Educational and Psychological Outcomes Between LGBTQ and Straight Students in Middle and High School
In recent years, there have been a number of highly publicized incidents involving teens who self-identified as gay and thereby became the target of harsh bullying — or worse — from their straight peers. Studies suggest the problem is pervasive: 9 of 10 U.S. students identifying as lesbian, gay, bisexual or transgender reported having experienced some form of harassment during the past year, and two-thirds said they felt unsafe because of these dynamics, according to the 2009 National School Climate Survey. Researchers continue to investigate the variety of challenges faced by students who assert a non-traditional sexual identity.
A 2011 study from the University of Illinois published in Educational Researcher, “Inequities in Educational and Psychological Outcomes Between LGBTQ and Straight Students in Middle and High School,” analyzed survey data taken from more than 13,000 students spanning 30 middle and high schools in Wisconsin to look at educational outcomes and psychological well-being of non-straight students. The area in which the schools were surveyed represents, the study’s authors state, “geographically diverse areas ranging from small working farms to a large city.”

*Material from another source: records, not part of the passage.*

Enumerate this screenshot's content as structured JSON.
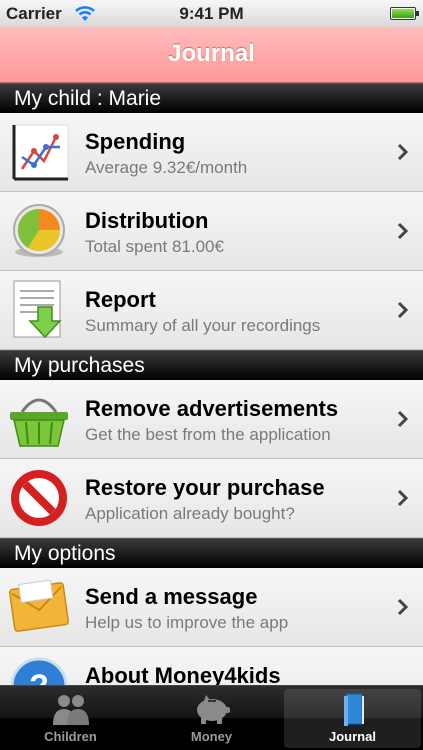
{
  "status_bar": {
    "carrier": "Carrier",
    "time": "9:41 PM"
  },
  "nav_bar": {
    "title": "Journal"
  },
  "sections": [
    {
      "header": "My child : Marie",
      "items": [
        {
          "title": "Spending",
          "subtitle": "Average 9.32€/month",
          "icon": "line-chart-icon"
        },
        {
          "title": "Distribution",
          "subtitle": "Total spent 81.00€",
          "icon": "pie-chart-icon"
        },
        {
          "title": "Report",
          "subtitle": "Summary of all your recordings",
          "icon": "report-download-icon"
        }
      ]
    },
    {
      "header": "My purchases",
      "items": [
        {
          "title": "Remove advertisements",
          "subtitle": "Get the best from the application",
          "icon": "shopping-basket-icon"
        },
        {
          "title": "Restore your purchase",
          "subtitle": "Application already bought?",
          "icon": "prohibited-icon"
        }
      ]
    },
    {
      "header": "My options",
      "items": [
        {
          "title": "Send a message",
          "subtitle": "Help us to improve the app",
          "icon": "envelope-icon"
        },
        {
          "title": "About Money4kids",
          "subtitle": "",
          "icon": "help-icon"
        }
      ]
    }
  ],
  "tab_bar": {
    "tabs": [
      {
        "label": "Children",
        "icon": "people-icon",
        "active": false
      },
      {
        "label": "Money",
        "icon": "piggy-bank-icon",
        "active": false
      },
      {
        "label": "Journal",
        "icon": "book-icon",
        "active": true
      }
    ]
  },
  "colors": {
    "nav_bar": "#ff9e9e",
    "section_header": "#111111",
    "cell_background": "#eeeeee",
    "active_tab_label": "#ffffff"
  }
}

The study’s findings include:
- Within the sample, approximately 5% of the students self-identified as lesbian, gay, bisexual, transgender or questioning (LGBTQ).
- The most at risk of suicide were self-identified bisexual students; while “less than half of 1% of straight-identified students reported thinking seriously about killing themselves ‘almost all of the time,’ 5.6% of bisexual-identified students reported doing so.”
- “LGBTQ-identified students were more likely than straight-identified students to report attempting suicide once in the year prior to survey completion.” Statistically, this meant that 6.2% of LGBTQ students reported a suicide attempt compared to 1.8% of straight students.
- LGBTQ students were much more likely to report experiencing online bullying: “Compared with the 80.8% of straight-identified students who report no cyber victimization, only 66.0% of all LGBTQ-identified students do.” More generally, LGBTQ students are “disproportionately the victims of bullying, which can further impede learning” and may explain differences in educational and psychological outcomes.
- LGBT students were more likely to skip classes. The prevalence of unexcused absences for straight students increases from about 7% in middle school to about 14% skipping in high school. However, “about 22% of LGBTQ students were already skipping school in middle school, staying around that level in high school.”
The researchers emphasize that they “did not attempt to explore causal mechanisms” and that further research would be needed to explore the root problems.
Tags: children, gender, crime, gay issues, bullying, civil rights
Note to instructor: The suggested assignments are designed for flexibility. They can be used in whole or part and can be adapted to a particular task -- for example, the newswriting assignments could be applied to the writing of the headline, the lead, the nut graph or the full story. Material from the assignments could also be combined with other material, for example, in the writing of a background, feature or local-angle story.
Read the University of Illinois study “Inequities in Educational and Psychological Outcomes Between LGBTQ and Straight Students in Middle and High School.”
- Summarize the study in fewer than 40 words.
- Express the study's key term(s) in language a lay audience can understand.
- Evaluate the study's limitations. (For example: Do the results conflict with those of other reliable studies? Are there weaknesses in the study's data or research design?)
Read the issue-related CBS News article "N.Y. Students Suspended after Gay Teen's Suicide."
- If you were to revise the article based on knowledge of the study, what key changes would you make?
- Write a lead (or headline or nut graph) based on the study.
- Spend 60 minutes exploring the issue by accessing sources of information other than the study. Write a lead (or headline or nut graph) based on the study but informed by the new information. Does the new information significantly change what one would write based on the study alone?
- Interview two sources with a stake in or knowledge of the issue. Be prepared to provide them with a short summary of the study in order to get their response to it. Write a 400-word article about the study incorporating material from the interviews.
- Spend additional time exploring the issue and then write a 1,200-word background article, focusing on major aspects of the issue.